    Johnson’s most memorable contribution to the project was the design of the interiors of The Four Seasons restaurant on the ground floor of the building. Johnson, a disciple of Mies, faithfully specified the modern master’s furniture throughout the interior. A Barcelona table and chairs were used in the lobby, and the flat-bar Brno chair was developed for use in the two large dining rooms.

    In the bar room, Johnson specified a stool of Miesian style and proportion. No prior drawings by Mies exist for this design and it is thought that it was most likely a collaborative effort by Johnson and Mies. The restaurant opened in November of 1959. In 2004, Carl Magnusson developed the stool for production in Italy; it was introduced in 2006.

    Regarded as one of the most important figures in the history of architecture, Ludwig Mies van der Rohe’s ‘less-is-more’ approach to design was the gold standard for many generations of modern architecture. His legendary career started humbly at his father’s stonemasonry business, giving him an early appreciation of material and structure. From there he apprenticed with furniture designer Bruno Paul in Berlin before joining the office of Peter Behrens, an architect and painter at the forefront of the modern movement.

    In 1912, Mies established his own office in Berlin. Through furniture, residential projects and extraordinary, yet unrealized concepts for skyscrapers, he gained recognition as a leader of the German modern movement. As such, he was selected to design the German Pavilion at the 1929 International Exposition in Barcelona.

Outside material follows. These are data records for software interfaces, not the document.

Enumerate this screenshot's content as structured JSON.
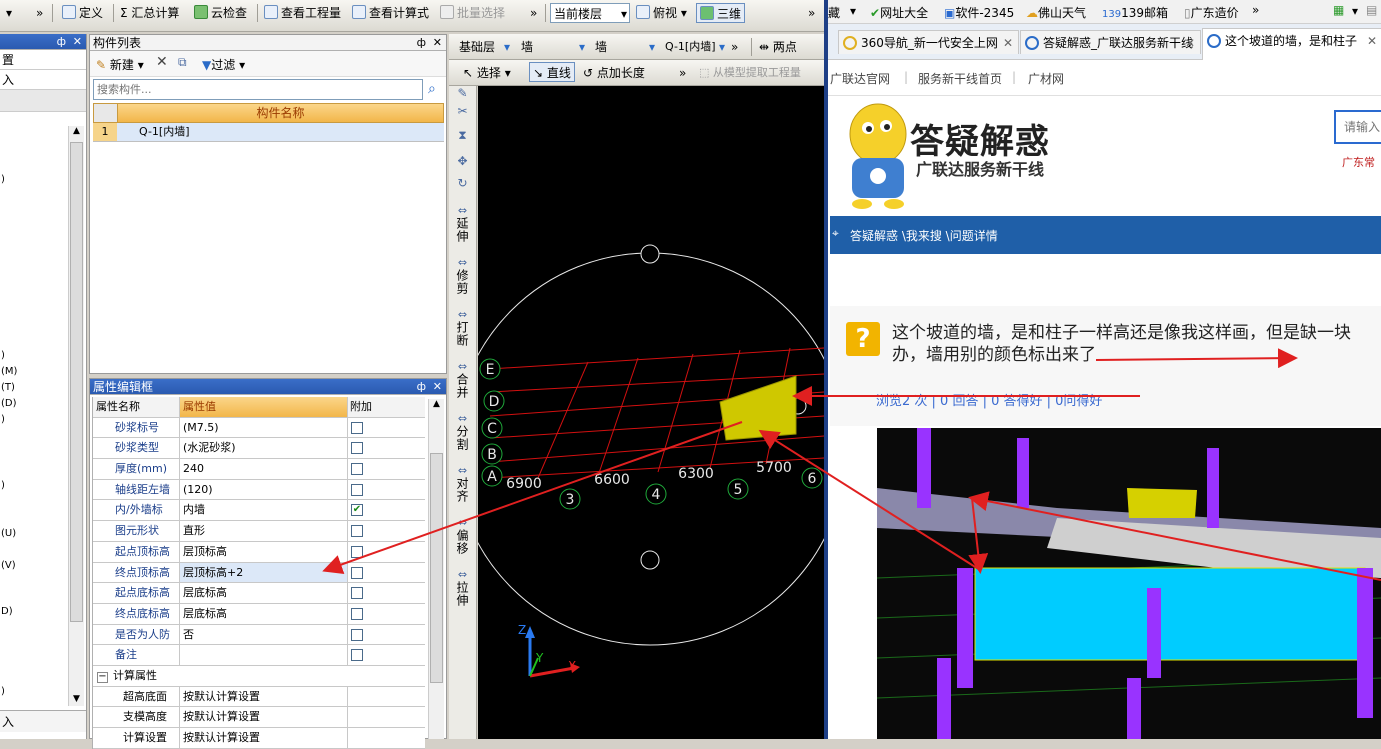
{
  "toolbar": {
    "define": "定义",
    "sum_calc": "Σ 汇总计算",
    "cloud_check": "云检查",
    "view_qty": "查看工程量",
    "view_formula": "查看计算式",
    "batch_select": "批量选择",
    "current_floor": "当前楼层",
    "top_view": "俯视",
    "three_d": "三维"
  },
  "second_toolbar": {
    "floor": "基础层",
    "type1": "墙",
    "type2": "墙",
    "component": "Q-1[内墙]",
    "two_point": "两点",
    "select": "选择",
    "line": "直线",
    "point_length": "点加长度",
    "extract": "从模型提取工程量"
  },
  "left_panel": {
    "item1": "置",
    "item2": "入",
    "labels": [
      ")",
      ")",
      "(M)",
      "(T)",
      "(D)",
      ")",
      ")",
      "(U)",
      "(V)",
      "D)",
      ")"
    ],
    "bottom": "入"
  },
  "component_list": {
    "title": "构件列表",
    "new": "新建",
    "filter": "过滤",
    "search_placeholder": "搜索构件...",
    "col_name": "构件名称",
    "rows": [
      {
        "idx": "1",
        "name": "Q-1[内墙]"
      }
    ]
  },
  "property_editor": {
    "title": "属性编辑框",
    "col_name": "属性名称",
    "col_value": "属性值",
    "col_extra": "附加",
    "rows": [
      {
        "name": "砂浆标号",
        "value": "(M7.5)",
        "checked": false
      },
      {
        "name": "砂浆类型",
        "value": "(水泥砂浆)",
        "checked": false
      },
      {
        "name": "厚度(mm)",
        "value": "240",
        "checked": false
      },
      {
        "name": "轴线距左墙",
        "value": "(120)",
        "checked": false
      },
      {
        "name": "内/外墙标",
        "value": "内墙",
        "checked": true
      },
      {
        "name": "图元形状",
        "value": "直形",
        "checked": false
      },
      {
        "name": "起点顶标高",
        "value": "层顶标高",
        "checked": false
      },
      {
        "name": "终点顶标高",
        "value": "层顶标高+2",
        "checked": false
      },
      {
        "name": "起点底标高",
        "value": "层底标高",
        "checked": false
      },
      {
        "name": "终点底标高",
        "value": "层底标高",
        "checked": false
      },
      {
        "name": "是否为人防",
        "value": "否",
        "checked": false
      },
      {
        "name": "备注",
        "value": "",
        "checked": false
      }
    ],
    "group": "计算属性",
    "sub_rows": [
      {
        "name": "超高底面",
        "value": "按默认计算设置"
      },
      {
        "name": "支模高度",
        "value": "按默认计算设置"
      },
      {
        "name": "计算设置",
        "value": "按默认计算设置"
      }
    ]
  },
  "vertical_tools": [
    "延伸",
    "修剪",
    "打断",
    "合并",
    "分割",
    "对齐",
    "偏移",
    "拉伸"
  ],
  "canvas": {
    "axis_rows": [
      "E",
      "D",
      "C",
      "B",
      "A"
    ],
    "axis_cols": [
      "3",
      "4",
      "5",
      "6"
    ],
    "dims": [
      "6900",
      "6600",
      "6300",
      "5700"
    ],
    "axis_z": "Z",
    "axis_y": "Y",
    "axis_x": "X"
  },
  "browser": {
    "bookmarks": [
      "藏",
      "网址大全",
      "软件-2345",
      "佛山天气",
      "139邮箱",
      "广东造价"
    ],
    "tabs": [
      "360导航_新一代安全上网",
      "答疑解惑_广联达服务新干线",
      "这个坡道的墙，是和柱子"
    ],
    "nav_links": [
      "广联达官网",
      "服务新干线首页",
      "广材网"
    ],
    "logo_title": "答疑解惑",
    "logo_sub": "广联达服务新干线",
    "search_placeholder": "请输入",
    "region": "广东常",
    "breadcrumb": "答疑解惑 \\我来搜 \\问题详情",
    "question_line1": "这个坡道的墙，是和柱子一样高还是像我这样画，但是缺一块",
    "question_line2": "办，墙用别的颜色标出来了",
    "stats": "浏览2 次 | 0 回答 | 0 答得好 | 0问得好"
  },
  "colors": {
    "red": "#e02020",
    "yellow": "#d6d000",
    "cyan": "#00ccff",
    "purple": "#9933ff",
    "blue_bar": "#1f5fa8"
  }
}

    Mies served as Vice President of the Deutsher Werkbund and Director of the Bauhaus from 1930 until it closed in 1933. He immigrated to the United States in 1938 to become the director of architecture at the Armour Institute (later the Illinois Institute of Technology). From his Chicago-based practice, Mies designed a portfolio of buildings that changed the face of American institutional architecture ― the most notable examples being the IIT campus and the Seagram Building in New York.